(Source data)
+-------+

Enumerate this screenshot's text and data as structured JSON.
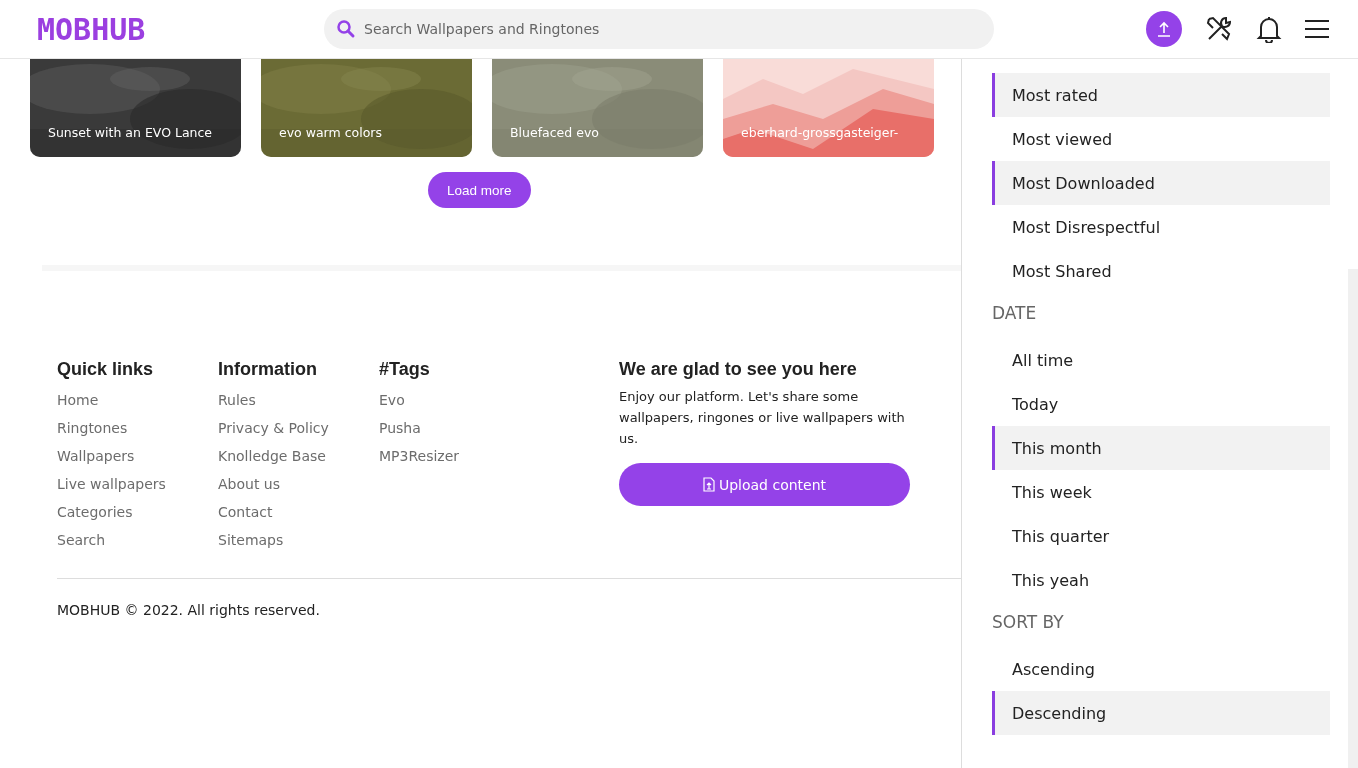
{
  "header": {
    "logo": "MOBHUB",
    "search": {
      "placeholder": "Search Wallpapers and Ringtones"
    }
  },
  "cards": [
    {
      "title": "Sunset with an EVO Lance"
    },
    {
      "title": "evo warm colors"
    },
    {
      "title": "Bluefaced evo"
    },
    {
      "title": "eberhard-grossgasteiger-"
    }
  ],
  "load_more": "Load more",
  "footer": {
    "columns": [
      {
        "heading": "Quick links",
        "links": [
          "Home",
          "Ringtones",
          "Wallpapers",
          "Live wallpapers",
          "Categories",
          "Search"
        ]
      },
      {
        "heading": "Information",
        "links": [
          "Rules",
          "Privacy & Policy",
          "Knolledge Base",
          "About us",
          "Contact",
          "Sitemaps"
        ]
      },
      {
        "heading": "#Tags",
        "links": [
          "Evo",
          "Pusha",
          "MP3Resizer"
        ]
      }
    ],
    "welcome": {
      "heading": "We are glad to see you here",
      "text": "Enjoy our platform. Let's share some wallpapers, ringones or live wallpapers with us.",
      "button": "Upload content"
    },
    "copyright": "MOBHUB © 2022. All rights reserved."
  },
  "filter_panel": {
    "groups": [
      {
        "items": [
          {
            "label": "Most rated",
            "selected": true
          },
          {
            "label": "Most viewed",
            "selected": false
          },
          {
            "label": "Most Downloaded",
            "selected": true
          },
          {
            "label": "Most Disrespectful",
            "selected": false
          },
          {
            "label": "Most Shared",
            "selected": false
          }
        ]
      },
      {
        "heading": "DATE",
        "items": [
          {
            "label": "All time",
            "selected": false
          },
          {
            "label": "Today",
            "selected": false
          },
          {
            "label": "This month",
            "selected": true
          },
          {
            "label": "This week",
            "selected": false
          },
          {
            "label": "This quarter",
            "selected": false
          },
          {
            "label": "This yeah",
            "selected": false
          }
        ]
      },
      {
        "heading": "SORT BY",
        "items": [
          {
            "label": "Ascending",
            "selected": false
          },
          {
            "label": "Descending",
            "selected": true
          }
        ]
      }
    ]
  }
}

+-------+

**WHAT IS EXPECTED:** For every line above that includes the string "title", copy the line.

**TASK ANSWER:**
      "title": "Sunset with an EVO Lance"
      "title": "evo warm colors"
      "title": "Bluefaced evo"
      "title": "eberhard-grossgasteiger-"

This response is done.